What is required
The answer must consist of each line of the records below that contains the string "title".
════
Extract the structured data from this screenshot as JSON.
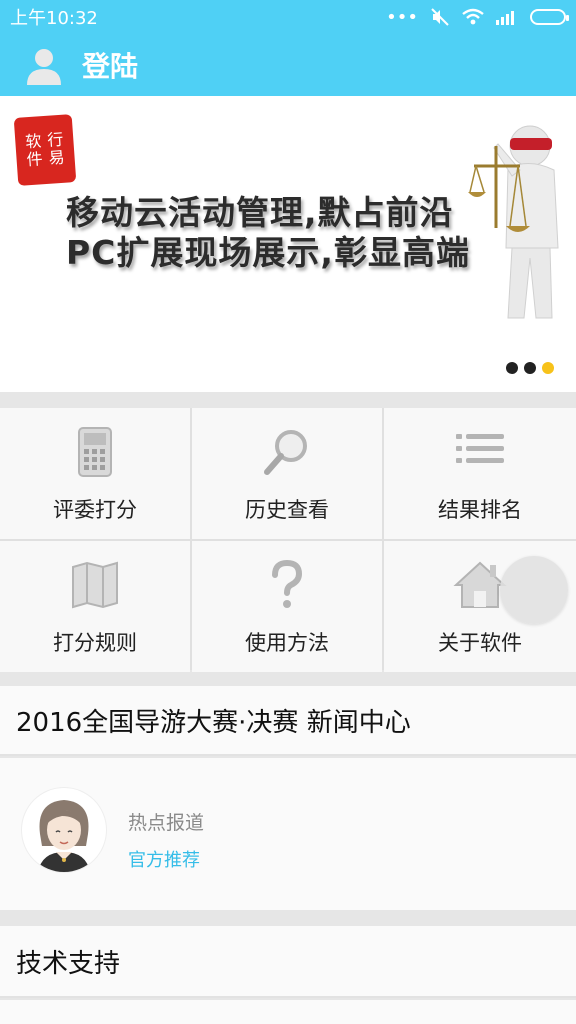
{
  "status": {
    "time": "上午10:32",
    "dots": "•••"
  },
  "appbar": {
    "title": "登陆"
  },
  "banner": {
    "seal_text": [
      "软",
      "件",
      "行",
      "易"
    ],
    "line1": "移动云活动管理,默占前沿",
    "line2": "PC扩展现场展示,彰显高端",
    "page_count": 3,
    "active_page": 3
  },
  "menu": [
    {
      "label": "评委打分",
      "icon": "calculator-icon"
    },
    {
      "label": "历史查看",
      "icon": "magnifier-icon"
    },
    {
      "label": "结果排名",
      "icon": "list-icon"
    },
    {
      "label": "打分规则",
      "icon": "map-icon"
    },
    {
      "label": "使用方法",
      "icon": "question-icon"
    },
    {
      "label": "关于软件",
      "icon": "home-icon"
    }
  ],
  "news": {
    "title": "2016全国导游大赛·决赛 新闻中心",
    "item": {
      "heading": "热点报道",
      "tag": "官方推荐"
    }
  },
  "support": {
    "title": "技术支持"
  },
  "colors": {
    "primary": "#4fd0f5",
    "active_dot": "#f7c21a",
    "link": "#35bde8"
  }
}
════
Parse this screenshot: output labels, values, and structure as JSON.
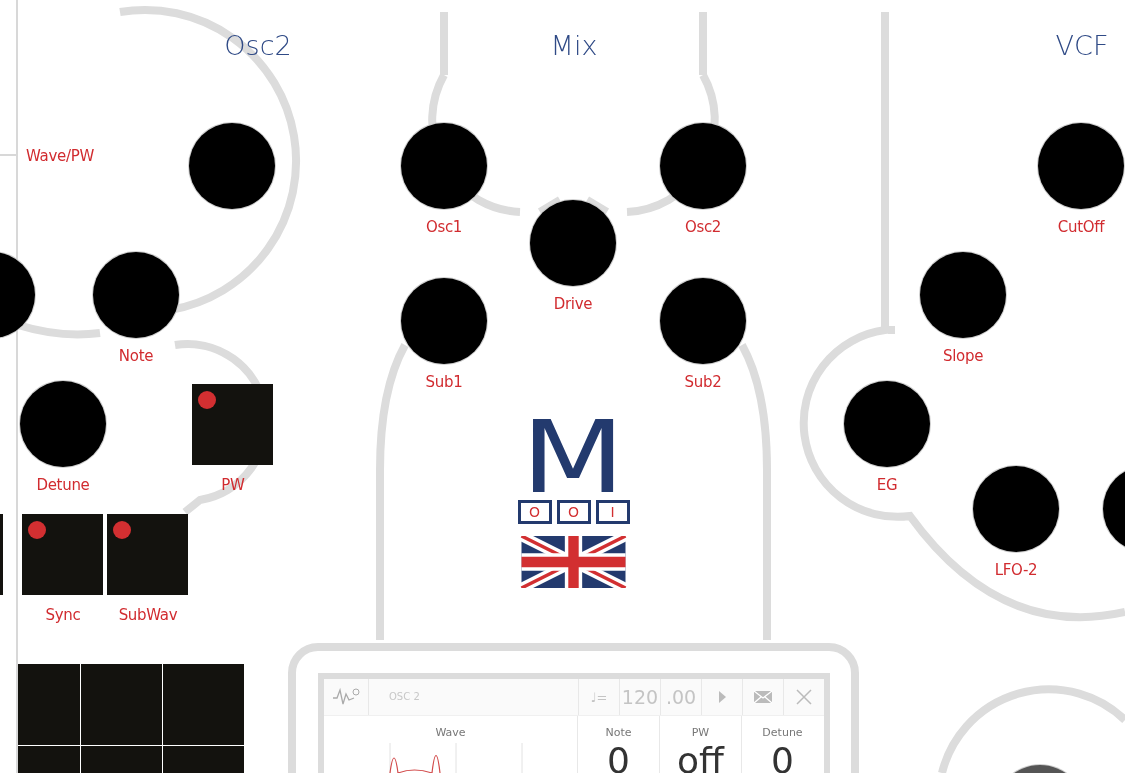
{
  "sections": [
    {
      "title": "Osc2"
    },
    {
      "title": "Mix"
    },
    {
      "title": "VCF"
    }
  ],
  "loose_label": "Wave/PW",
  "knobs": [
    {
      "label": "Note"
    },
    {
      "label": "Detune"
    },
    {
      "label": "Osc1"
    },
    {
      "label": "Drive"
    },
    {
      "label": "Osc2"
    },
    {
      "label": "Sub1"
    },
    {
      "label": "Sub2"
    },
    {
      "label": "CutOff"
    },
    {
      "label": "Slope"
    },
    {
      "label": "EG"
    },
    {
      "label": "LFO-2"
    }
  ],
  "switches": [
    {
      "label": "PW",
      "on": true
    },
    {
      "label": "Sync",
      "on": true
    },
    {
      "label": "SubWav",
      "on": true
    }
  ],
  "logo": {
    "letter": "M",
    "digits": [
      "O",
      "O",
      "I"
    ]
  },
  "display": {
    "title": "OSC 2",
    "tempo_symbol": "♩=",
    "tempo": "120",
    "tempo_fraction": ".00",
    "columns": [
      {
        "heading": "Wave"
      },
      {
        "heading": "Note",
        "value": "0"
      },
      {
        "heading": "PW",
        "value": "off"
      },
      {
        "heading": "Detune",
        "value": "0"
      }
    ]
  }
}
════
Response area
    "title": "登陆"
    "title": "2016全国导游大赛·决赛 新闻中心",
    "title": "技术支持"
      "title": "Osc2"
      "title": "Mix"
      "title": "VCF"
    "title": "OSC 2",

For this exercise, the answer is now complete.